Your instructions: Extract all lines in the data that contain the word "XPTUSD".

Data records:
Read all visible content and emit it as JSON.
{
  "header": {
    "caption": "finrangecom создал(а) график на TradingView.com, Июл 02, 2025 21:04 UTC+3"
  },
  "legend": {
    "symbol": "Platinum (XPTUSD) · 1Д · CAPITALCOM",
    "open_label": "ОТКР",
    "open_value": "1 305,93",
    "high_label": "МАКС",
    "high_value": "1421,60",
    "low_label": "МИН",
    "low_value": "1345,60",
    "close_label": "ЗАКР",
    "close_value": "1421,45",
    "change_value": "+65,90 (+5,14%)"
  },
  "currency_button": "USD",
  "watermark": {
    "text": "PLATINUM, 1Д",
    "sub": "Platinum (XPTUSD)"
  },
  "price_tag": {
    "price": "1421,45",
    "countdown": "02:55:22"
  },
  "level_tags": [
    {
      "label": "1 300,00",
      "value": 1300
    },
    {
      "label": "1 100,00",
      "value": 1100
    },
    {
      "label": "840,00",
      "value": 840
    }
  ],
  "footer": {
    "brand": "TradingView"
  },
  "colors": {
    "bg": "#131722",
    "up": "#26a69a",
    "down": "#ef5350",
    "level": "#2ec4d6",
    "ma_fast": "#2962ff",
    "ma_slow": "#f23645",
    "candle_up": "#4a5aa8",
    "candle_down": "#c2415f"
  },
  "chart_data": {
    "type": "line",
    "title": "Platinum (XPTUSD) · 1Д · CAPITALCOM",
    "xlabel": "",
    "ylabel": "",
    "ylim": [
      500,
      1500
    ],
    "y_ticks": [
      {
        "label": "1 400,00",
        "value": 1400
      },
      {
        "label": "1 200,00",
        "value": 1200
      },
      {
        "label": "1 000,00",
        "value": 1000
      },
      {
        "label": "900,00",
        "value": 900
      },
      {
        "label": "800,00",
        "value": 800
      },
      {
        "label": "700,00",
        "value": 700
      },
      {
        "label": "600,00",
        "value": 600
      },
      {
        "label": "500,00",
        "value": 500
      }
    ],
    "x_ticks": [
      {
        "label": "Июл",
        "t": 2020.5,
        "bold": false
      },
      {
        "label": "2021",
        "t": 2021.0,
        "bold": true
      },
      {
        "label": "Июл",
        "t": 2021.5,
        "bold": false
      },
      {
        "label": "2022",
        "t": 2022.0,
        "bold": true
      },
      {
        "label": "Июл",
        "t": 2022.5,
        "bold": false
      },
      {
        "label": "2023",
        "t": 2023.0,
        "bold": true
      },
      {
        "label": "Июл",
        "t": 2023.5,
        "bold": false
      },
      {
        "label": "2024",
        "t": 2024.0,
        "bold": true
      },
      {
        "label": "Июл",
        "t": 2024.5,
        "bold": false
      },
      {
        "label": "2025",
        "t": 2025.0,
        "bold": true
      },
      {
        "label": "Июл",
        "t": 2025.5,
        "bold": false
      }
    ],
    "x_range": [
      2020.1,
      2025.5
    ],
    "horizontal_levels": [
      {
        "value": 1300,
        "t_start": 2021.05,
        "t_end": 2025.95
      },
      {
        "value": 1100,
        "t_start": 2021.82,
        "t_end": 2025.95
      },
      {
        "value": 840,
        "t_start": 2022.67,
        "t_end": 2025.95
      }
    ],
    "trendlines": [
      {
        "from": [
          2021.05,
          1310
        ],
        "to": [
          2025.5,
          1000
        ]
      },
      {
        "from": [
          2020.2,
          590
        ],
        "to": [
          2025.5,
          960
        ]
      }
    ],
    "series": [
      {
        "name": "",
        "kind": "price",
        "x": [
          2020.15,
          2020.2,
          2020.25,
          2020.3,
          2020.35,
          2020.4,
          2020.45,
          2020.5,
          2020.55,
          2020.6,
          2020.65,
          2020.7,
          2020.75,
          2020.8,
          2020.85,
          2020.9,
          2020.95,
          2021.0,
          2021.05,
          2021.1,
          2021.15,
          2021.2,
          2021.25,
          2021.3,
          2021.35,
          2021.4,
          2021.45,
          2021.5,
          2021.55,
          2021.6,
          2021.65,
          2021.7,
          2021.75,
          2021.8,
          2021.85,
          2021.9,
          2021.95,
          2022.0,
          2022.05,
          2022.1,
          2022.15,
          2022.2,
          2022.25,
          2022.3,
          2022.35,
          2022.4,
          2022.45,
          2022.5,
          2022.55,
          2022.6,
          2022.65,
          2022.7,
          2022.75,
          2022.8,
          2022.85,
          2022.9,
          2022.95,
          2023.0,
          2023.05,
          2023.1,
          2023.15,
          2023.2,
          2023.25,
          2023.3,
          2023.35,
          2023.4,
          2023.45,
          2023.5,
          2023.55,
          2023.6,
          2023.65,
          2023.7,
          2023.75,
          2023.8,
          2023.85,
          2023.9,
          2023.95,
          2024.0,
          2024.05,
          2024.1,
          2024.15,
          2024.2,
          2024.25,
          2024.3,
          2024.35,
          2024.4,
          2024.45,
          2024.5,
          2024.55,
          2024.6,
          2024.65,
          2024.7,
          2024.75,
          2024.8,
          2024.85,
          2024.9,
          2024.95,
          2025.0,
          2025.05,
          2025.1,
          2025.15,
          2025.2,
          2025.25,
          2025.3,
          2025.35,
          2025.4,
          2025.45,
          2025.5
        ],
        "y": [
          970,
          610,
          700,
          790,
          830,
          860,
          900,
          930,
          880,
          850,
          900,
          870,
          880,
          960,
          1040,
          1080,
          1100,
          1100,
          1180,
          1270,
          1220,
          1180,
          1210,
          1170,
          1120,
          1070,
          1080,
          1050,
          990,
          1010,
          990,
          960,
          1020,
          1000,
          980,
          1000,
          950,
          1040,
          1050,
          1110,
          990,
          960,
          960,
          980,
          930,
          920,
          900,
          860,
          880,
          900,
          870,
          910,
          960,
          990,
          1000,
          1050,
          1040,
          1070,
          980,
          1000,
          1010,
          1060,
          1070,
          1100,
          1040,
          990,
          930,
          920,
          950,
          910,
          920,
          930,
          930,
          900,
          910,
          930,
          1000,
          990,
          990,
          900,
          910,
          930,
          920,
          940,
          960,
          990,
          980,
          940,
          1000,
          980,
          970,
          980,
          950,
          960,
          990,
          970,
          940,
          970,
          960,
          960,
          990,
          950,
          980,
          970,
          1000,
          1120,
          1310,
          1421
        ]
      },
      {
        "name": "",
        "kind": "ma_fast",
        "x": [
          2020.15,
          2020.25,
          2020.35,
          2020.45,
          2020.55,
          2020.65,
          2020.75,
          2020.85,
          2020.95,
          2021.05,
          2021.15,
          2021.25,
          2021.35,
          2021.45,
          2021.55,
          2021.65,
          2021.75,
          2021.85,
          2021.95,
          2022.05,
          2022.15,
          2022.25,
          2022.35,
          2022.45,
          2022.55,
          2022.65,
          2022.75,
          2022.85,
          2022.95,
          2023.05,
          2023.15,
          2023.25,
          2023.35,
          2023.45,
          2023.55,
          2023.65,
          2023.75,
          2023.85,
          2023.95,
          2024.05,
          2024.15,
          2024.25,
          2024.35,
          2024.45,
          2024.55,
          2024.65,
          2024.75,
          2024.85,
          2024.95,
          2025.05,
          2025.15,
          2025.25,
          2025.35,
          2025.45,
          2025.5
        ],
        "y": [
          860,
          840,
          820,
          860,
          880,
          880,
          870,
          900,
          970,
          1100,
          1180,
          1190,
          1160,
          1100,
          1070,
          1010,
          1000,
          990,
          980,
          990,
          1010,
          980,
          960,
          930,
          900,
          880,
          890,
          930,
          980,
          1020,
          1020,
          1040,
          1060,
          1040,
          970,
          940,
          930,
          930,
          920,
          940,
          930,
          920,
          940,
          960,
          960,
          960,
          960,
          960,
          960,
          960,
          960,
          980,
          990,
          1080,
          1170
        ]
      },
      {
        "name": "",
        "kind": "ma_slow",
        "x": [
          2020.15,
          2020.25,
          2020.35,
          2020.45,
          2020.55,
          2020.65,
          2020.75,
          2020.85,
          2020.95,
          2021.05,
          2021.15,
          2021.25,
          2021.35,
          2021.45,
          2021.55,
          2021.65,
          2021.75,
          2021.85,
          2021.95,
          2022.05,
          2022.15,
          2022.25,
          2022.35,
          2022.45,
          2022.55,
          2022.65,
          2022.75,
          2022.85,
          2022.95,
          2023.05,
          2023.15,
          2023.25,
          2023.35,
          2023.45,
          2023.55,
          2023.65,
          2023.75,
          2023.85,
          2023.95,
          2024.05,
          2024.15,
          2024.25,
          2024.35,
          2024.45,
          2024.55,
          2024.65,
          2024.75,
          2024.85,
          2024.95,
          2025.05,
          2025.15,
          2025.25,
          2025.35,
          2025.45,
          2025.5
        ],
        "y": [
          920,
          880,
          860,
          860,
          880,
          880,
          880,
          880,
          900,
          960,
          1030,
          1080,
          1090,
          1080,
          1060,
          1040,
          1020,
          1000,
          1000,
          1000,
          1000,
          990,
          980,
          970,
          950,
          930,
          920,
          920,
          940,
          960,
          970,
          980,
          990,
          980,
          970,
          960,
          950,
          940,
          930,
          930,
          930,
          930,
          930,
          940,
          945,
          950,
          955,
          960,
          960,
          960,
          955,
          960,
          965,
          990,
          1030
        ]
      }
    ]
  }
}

The answer:
    "symbol": "Platinum (XPTUSD) · 1Д · CAPITALCOM",
    "sub": "Platinum (XPTUSD)"
    "title": "Platinum (XPTUSD) · 1Д · CAPITALCOM",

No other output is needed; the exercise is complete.